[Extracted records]
..............................

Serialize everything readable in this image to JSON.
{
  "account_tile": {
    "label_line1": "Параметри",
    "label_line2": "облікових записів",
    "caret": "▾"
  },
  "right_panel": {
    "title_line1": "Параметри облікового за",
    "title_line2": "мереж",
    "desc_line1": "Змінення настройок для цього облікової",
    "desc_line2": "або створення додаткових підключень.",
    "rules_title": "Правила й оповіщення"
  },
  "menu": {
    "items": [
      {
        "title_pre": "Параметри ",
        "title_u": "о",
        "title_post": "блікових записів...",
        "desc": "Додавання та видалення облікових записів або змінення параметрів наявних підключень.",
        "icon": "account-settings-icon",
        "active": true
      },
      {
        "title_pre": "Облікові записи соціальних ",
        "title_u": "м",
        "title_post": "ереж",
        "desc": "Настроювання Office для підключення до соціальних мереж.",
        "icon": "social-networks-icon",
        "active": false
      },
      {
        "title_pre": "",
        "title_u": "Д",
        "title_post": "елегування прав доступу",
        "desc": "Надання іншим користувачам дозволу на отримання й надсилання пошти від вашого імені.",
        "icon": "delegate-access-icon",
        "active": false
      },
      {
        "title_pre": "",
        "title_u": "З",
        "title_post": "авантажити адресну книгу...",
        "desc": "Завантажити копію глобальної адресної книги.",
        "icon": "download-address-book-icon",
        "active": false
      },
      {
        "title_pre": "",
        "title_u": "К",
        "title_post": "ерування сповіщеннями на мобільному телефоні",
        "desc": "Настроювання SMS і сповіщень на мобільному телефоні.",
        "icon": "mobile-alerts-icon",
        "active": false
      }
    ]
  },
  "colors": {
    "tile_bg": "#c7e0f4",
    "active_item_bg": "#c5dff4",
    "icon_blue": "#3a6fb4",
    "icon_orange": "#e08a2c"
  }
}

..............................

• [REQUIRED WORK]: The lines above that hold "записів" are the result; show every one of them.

• [ANSWER TO THE EXERCISE]:
    "label_line2": "облікових записів",
        "title_post": "блікових записів...",
        "desc": "Додавання та видалення облікових записів або змінення параметрів наявних підключень.",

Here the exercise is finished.